When we first visited Lochedge Guest House in 2012, Richard Barrett, who runs Lochedge, mentioned he was just completing a book on cycling in the Hebrides. By the time we returned in 2014, the book was approaching a reprint, and there were a couple of copies in the B&B. After leafing through one of these, I decided to buy a copy on my return.[caption id="" align="alignleft" width="187"] Cycling in the Hebrides cover[/caption]Physically, the book is conveniently sized for stuffing in a pocket or handlebar bag. But its small size doesn't detract from its contents. In its nearly 300 pages, all of the Hebridean islands from Arran to Lewis are well-covered, along with a number of linking routes, many on the west coast of mainland Scotland, which enable the individual routes to concatenate into lengthy tours. I have on many occasions ridden on Mull, Skye and the Outer Hebrides, and many of the west coast roads, and I think Barrett's descriptions of these routes are accurate and well-described.
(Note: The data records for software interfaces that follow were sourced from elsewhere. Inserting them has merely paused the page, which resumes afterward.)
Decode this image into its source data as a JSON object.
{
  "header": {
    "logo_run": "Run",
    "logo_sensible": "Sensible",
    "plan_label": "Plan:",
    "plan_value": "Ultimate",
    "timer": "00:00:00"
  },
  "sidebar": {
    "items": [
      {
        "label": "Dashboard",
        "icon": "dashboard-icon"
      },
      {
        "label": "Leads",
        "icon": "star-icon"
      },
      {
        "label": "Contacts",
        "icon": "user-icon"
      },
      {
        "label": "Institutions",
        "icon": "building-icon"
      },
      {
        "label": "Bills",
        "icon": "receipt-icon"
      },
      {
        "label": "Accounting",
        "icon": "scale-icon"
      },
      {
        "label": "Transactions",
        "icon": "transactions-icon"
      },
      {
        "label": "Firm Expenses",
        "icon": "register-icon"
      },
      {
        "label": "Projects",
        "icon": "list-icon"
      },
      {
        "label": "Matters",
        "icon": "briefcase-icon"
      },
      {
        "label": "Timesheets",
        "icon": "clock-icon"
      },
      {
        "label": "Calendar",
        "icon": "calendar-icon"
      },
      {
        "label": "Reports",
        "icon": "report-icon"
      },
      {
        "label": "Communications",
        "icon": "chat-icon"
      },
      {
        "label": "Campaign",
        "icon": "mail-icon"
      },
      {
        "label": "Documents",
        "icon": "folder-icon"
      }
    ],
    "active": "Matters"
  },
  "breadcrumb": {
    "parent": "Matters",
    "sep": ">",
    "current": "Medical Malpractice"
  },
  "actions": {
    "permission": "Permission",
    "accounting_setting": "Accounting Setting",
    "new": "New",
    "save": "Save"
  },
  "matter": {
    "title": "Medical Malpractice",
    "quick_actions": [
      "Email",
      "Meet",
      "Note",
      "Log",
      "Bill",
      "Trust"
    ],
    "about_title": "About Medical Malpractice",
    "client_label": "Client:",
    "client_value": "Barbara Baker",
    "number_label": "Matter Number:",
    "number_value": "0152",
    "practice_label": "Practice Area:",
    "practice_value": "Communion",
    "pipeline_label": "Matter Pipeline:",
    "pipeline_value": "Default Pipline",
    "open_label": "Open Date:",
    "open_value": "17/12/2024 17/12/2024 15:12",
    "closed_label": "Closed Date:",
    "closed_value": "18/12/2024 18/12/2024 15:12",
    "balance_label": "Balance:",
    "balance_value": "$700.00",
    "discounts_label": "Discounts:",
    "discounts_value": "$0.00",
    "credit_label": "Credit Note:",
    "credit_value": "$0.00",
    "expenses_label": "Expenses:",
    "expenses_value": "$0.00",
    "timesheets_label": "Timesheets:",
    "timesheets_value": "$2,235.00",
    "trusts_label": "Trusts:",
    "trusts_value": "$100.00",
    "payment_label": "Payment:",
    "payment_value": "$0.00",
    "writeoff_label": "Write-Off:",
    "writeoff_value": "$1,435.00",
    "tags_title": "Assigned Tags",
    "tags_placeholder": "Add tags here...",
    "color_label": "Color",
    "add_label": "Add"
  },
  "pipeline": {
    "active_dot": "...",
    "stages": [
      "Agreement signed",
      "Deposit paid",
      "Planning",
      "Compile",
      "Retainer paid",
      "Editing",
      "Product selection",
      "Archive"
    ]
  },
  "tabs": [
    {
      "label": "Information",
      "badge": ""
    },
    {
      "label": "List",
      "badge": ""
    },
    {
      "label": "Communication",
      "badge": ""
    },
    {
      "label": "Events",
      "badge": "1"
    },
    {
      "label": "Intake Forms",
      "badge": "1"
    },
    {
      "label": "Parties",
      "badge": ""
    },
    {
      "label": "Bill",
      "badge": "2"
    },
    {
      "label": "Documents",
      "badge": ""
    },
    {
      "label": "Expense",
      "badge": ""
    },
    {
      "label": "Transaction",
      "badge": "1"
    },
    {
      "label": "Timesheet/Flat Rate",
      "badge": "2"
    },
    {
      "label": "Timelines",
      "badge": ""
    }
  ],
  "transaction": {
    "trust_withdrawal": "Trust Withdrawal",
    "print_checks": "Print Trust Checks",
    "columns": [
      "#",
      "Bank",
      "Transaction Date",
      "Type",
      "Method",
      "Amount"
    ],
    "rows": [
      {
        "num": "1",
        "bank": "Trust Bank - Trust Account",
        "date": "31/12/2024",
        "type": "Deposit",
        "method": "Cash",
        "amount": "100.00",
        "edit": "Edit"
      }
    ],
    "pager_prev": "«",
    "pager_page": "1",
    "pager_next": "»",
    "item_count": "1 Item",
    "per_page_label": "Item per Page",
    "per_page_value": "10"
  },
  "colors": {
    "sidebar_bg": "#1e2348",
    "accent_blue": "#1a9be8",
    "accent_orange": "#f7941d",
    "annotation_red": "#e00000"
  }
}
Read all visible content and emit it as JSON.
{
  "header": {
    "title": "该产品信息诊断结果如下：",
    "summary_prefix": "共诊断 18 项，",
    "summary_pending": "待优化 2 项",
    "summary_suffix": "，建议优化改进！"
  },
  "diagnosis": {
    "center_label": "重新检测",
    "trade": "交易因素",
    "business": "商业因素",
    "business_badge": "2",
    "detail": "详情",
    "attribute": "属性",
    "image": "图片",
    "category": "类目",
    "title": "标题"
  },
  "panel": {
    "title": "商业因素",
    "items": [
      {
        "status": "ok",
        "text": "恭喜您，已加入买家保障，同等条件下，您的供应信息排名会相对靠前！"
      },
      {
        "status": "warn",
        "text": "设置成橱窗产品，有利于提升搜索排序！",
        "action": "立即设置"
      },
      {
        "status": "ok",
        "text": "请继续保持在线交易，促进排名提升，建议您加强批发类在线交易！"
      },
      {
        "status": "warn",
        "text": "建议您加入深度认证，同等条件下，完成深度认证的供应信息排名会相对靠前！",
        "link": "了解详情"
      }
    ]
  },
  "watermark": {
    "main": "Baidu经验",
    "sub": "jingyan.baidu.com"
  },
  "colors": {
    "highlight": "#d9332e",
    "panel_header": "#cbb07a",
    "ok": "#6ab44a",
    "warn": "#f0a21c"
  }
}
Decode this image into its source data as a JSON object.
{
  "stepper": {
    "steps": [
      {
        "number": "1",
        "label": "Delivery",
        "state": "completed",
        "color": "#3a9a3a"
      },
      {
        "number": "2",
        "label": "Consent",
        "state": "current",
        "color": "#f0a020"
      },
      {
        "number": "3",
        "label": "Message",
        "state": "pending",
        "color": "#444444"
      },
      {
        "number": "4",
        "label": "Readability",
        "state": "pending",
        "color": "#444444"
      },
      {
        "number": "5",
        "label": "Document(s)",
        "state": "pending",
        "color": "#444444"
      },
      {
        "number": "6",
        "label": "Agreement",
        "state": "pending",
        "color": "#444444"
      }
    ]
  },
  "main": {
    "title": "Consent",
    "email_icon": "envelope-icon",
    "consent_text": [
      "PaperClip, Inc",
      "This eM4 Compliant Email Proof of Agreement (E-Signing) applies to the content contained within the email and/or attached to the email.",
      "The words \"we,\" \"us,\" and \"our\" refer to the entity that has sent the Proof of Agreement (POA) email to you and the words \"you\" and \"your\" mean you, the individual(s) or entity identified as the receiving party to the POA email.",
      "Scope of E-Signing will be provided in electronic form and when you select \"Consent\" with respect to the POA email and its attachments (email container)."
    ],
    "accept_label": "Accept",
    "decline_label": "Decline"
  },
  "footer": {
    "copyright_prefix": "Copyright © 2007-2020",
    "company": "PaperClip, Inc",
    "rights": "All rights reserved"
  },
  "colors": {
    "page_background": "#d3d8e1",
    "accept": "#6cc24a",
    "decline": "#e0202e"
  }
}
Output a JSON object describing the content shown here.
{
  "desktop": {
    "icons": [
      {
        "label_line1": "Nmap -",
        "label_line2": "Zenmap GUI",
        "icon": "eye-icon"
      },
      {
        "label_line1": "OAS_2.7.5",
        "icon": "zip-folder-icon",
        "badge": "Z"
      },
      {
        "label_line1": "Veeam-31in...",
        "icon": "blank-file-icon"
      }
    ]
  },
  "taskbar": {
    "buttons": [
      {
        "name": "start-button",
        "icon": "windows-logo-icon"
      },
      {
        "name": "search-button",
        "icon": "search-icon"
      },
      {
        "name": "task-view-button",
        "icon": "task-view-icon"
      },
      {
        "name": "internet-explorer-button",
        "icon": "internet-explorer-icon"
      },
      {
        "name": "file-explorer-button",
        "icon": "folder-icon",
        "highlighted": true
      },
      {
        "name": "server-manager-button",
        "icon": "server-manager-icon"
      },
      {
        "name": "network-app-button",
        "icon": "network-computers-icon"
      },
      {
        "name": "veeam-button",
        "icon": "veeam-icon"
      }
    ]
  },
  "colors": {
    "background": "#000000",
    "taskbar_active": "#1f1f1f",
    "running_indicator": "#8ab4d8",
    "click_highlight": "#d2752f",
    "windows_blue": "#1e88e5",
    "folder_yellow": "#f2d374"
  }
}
I imagine that the routes I've not ridden so far will be likewise accurate.The routes include maps and (usefully) altitude profiles. The descriptions include useful factoids such as places to eat and where bike shops are (they can be few and far between), along with interesting facts about locations that pique one's interest.While the main part of the book consists of six geographically grouped chapters of cycling routes, they are book-ended by an introduction that give well-considered advice on planning a trip (including equipment, weather, maps, and suggestions for tours), and a series of useful appendices with summaries of the routes, ferries and so forth. I am particularly taken by the table of possible day trips to the minor islands (e.g. a day trip to Coll is possible from Oban on Thursdays in the summer, with a possible stay on Coll of 8 hours).Having read the book, I am now planning excursions to the southern and minor islands!Highly recommended, even to those (like me) who may have cycled extensively in some of the Hebrides before.Cycling in the Hebrides - Island touring and day rides by Richard Barrett Pub Cicerone Press ISBN9781852846435
I recently bought a copy of The Visual Display of Quantitative Information by Edward R. Tufte (Graphical Press LLC, Cambridge, USA). Tufte's website gives quite a bit of information on his publications.
Edward Tufte has written several books, generally on the effective graphical display of data. This volume is the first of a series of four, and was originally published in the late 80s (I have the second edition, fourth printing, 2006), before the appearance of Microsoft's PowerPoint application.